Pictures are to be left out, and only the lines from the one containing "Decode this image" through the last line of the data are to be returned exactly.

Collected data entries

*** Begin section ***

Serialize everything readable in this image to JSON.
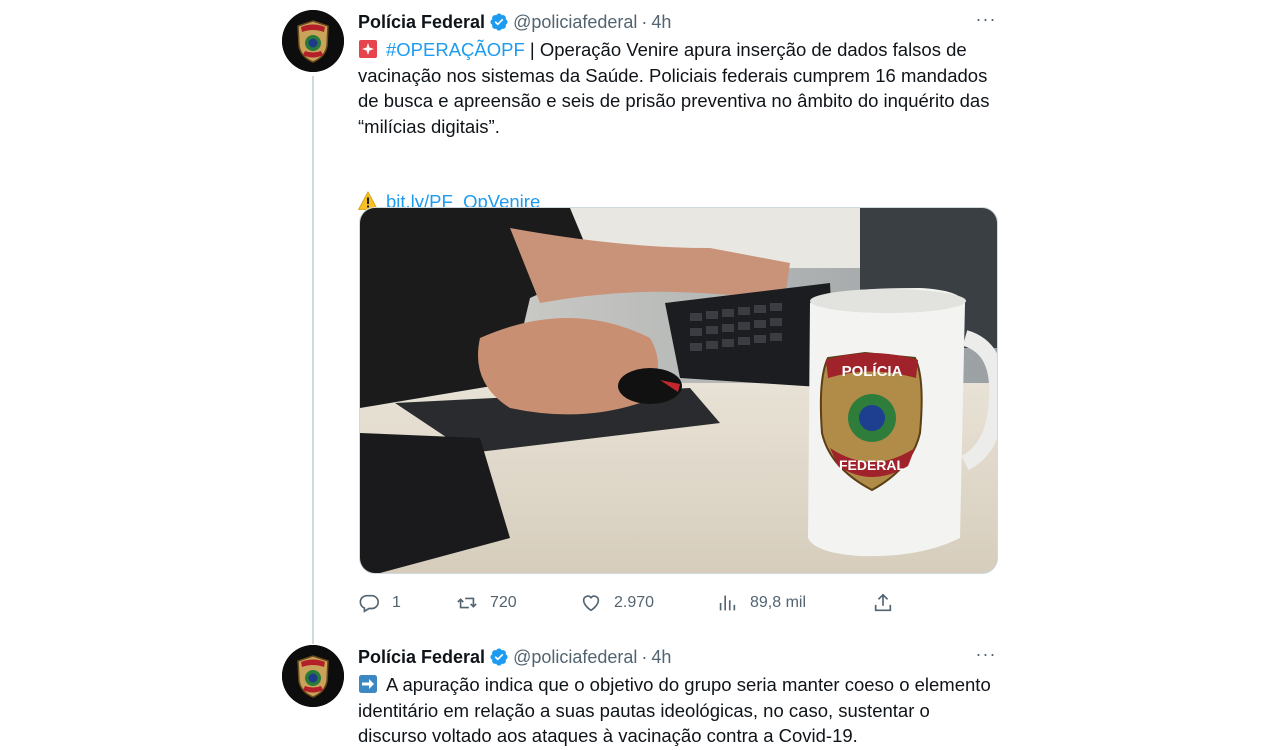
{
  "tweets": [
    {
      "author": {
        "name": "Polícia Federal",
        "handle": "@policiafederal",
        "dot": "·",
        "time": "4h"
      },
      "more": "···",
      "text": {
        "emoji": "siren-emoji",
        "hashtag": "#OPERAÇÃOPF",
        "body": " | Operação Venire apura inserção de dados falsos de vacinação nos sistemas da Saúde. Policiais federais cumprem 16 mandados de busca e apreensão e seis de prisão preventiva no âmbito do inquérito das “milícias digitais”.",
        "link_emoji": "warning-emoji",
        "link": "bit.ly/PF_OpVenire"
      },
      "media": {
        "badge_top": "POLÍCIA",
        "badge_bottom": "FEDERAL"
      },
      "actions": {
        "replies": "1",
        "retweets": "720",
        "likes": "2.970",
        "views": "89,8 mil"
      }
    },
    {
      "author": {
        "name": "Polícia Federal",
        "handle": "@policiafederal",
        "dot": "·",
        "time": "4h"
      },
      "more": "···",
      "text": {
        "emoji": "arrow-right-emoji",
        "body": "A apuração indica que o objetivo do grupo seria manter coeso o elemento identitário em relação a suas pautas ideológicas, no caso, sustentar o discurso voltado aos ataques à vacinação contra a Covid-19."
      }
    }
  ],
  "colors": {
    "accent": "#1d9bf0",
    "text": "#0f1419",
    "muted": "#536471",
    "border": "#cfd9de"
  }
}
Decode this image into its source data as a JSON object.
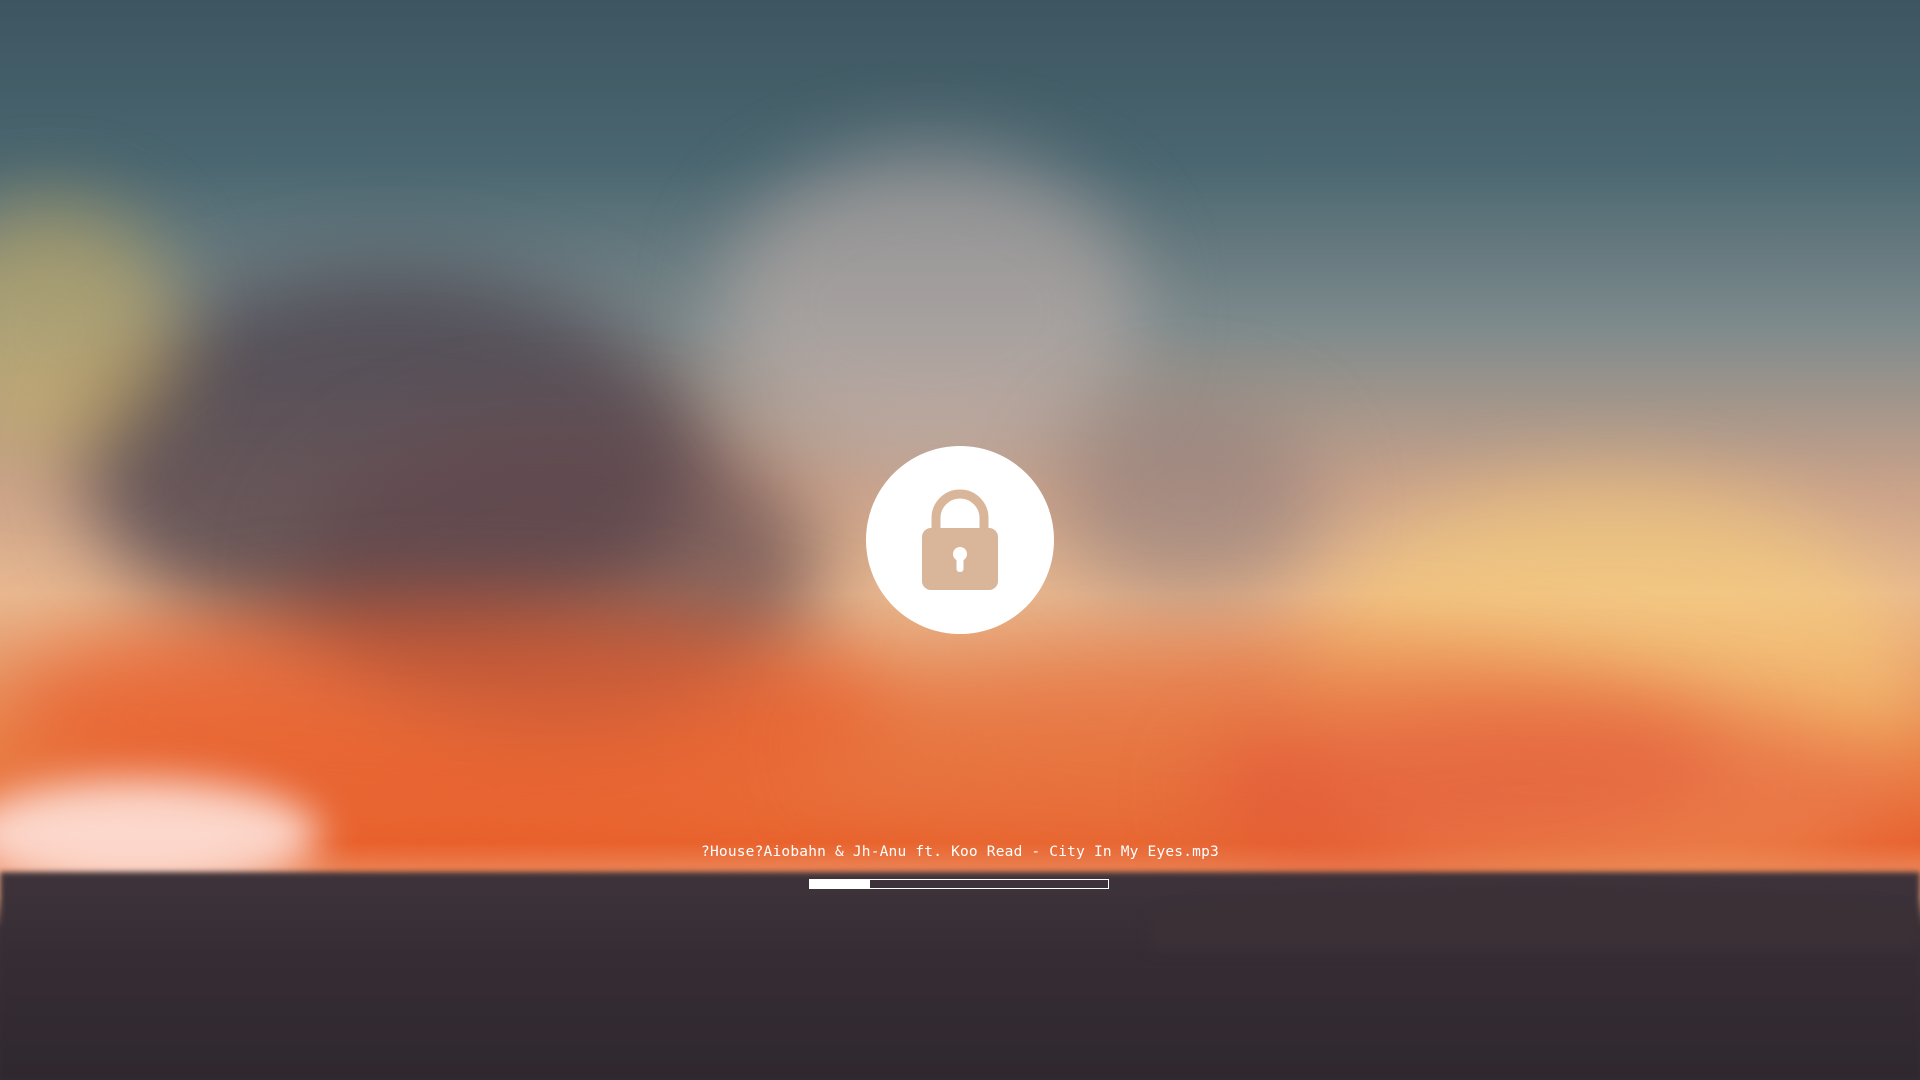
{
  "screen": {
    "type": "lock-screen"
  },
  "lock": {
    "icon": "padlock-icon",
    "circle_color": "#ffffff",
    "icon_color": "#d9b59a"
  },
  "media": {
    "track_title": "?House?Aiobahn & Jh-Anu ft. Koo Read - City In My Eyes.mp3",
    "progress_percent": 20
  }
}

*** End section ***

--- SOLUTION FOR THIS TASK ---
Decode this image into its source data as a JSON object.
{
  "screen": {
    "type": "lock-screen"
  },
  "lock": {
    "icon": "padlock-icon",
    "circle_color": "#ffffff",
    "icon_color": "#d9b59a"
  },
  "media": {
    "track_title": "?House?Aiobahn & Jh-Anu ft. Koo Read - City In My Eyes.mp3",
    "progress_percent": 20
  }
}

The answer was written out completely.